Many people think of divorce and family law attorneys like wolves at the doorstep, waiting to pounce upon the former spouses of their clients like a meal. They see attorneys as sensitive to the needs of their clients, but largely callous to and outside of the difficulties faced by the couple involved in the split. Most people don’t ever think of the more painful faultless divorce proceedings that cannot fail to touch anyone involved, issues that would move even the most aggressive Colorado divorce attorneys.
A recent article in the Tampa Bay Times brings up an article of importance to anyone who has gone through the pain of divorce, or of having to care for an invalid spouse. Specifically, the article discusses the ethics and morality of divorcing a spouse with Alzheimer’s disease.
Certainly this is a difficult scenario, and a horrible situation and decision for anyone to have to face. Even in case, such as one discussed in the article, where the spouse with the illness requests the divorce, the other spouse may not want to let go. Even if the two reach an agreement to go through the process of an uncontested divorce, the process is bound to be painful. How does one personally reconcile a divorce when neither spouse truly wants to separate, but in which circumstances will eventually create a situation where one spouse loses all memory of and attachment to the other?
There are issues to tackle—for example, how much responsibility for caring for the invalid spouse does the (physically) unaffected one bear? Divorce has rarely been an acceptable means of fleeing from financial responsibility—in the same way as one spouse may be responsible for alimony, care for the invalid should be part of the agreement.

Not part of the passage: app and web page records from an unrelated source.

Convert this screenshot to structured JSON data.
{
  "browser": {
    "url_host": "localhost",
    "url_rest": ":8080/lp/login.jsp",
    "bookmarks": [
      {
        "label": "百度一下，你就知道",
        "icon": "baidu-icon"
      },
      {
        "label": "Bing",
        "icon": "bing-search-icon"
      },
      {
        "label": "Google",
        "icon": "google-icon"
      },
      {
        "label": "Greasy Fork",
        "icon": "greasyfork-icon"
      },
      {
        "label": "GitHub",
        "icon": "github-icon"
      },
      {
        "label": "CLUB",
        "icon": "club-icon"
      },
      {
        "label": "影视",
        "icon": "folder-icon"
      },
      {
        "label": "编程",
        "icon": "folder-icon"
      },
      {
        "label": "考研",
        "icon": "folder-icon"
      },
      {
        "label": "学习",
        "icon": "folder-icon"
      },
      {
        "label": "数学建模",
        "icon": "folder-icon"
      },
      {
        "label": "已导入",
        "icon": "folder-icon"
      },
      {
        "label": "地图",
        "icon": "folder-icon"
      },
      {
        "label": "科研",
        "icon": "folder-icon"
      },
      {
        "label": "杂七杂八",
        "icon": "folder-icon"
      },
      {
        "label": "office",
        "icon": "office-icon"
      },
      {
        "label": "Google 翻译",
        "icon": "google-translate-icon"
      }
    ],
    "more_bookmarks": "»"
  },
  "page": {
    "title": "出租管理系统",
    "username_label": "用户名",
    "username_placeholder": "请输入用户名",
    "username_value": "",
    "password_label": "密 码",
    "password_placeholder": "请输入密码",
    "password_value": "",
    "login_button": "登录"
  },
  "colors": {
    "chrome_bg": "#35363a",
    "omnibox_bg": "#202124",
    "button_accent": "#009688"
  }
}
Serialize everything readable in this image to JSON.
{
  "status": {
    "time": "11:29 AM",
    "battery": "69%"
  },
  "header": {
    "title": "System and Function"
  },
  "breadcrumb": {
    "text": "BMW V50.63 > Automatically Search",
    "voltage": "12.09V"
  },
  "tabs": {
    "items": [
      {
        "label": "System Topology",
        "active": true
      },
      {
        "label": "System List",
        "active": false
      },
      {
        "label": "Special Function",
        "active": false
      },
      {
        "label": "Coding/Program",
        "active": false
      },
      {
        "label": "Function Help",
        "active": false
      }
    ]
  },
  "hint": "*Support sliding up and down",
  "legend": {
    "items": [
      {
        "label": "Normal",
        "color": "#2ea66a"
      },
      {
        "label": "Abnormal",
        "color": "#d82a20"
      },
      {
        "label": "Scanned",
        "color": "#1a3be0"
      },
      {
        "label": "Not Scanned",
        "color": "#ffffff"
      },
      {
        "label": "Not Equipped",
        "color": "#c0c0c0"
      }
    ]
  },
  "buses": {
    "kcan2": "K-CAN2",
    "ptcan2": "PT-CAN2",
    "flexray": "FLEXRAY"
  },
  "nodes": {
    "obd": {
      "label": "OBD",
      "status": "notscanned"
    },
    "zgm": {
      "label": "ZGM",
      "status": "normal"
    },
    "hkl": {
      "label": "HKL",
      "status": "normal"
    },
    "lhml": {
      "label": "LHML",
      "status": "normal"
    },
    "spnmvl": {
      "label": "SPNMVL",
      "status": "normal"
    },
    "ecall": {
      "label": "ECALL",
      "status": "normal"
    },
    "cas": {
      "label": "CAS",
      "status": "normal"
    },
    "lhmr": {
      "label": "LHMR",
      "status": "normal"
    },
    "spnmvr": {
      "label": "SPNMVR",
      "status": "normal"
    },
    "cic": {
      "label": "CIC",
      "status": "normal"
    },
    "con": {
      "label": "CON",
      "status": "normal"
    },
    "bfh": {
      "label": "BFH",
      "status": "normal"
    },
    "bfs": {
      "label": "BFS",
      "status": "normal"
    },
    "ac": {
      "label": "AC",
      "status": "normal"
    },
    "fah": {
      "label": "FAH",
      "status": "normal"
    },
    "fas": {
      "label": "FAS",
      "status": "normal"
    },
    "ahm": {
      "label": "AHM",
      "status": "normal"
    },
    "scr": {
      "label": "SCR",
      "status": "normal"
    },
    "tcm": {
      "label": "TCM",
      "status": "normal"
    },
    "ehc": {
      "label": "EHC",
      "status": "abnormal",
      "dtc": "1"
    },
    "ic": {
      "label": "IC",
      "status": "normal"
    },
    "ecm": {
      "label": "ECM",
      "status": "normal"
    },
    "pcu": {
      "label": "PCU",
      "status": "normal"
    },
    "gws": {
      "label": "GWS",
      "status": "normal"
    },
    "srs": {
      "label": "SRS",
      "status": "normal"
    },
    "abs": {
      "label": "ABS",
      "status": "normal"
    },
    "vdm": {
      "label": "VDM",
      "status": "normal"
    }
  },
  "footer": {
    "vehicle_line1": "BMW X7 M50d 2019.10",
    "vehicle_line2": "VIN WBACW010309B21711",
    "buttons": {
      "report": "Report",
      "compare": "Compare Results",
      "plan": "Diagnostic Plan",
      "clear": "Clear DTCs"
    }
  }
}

But still, the pain of loss is the worst—it has to be unbelievably acute for one whose spouse is physically alive, but mentally and emotionally no longer there.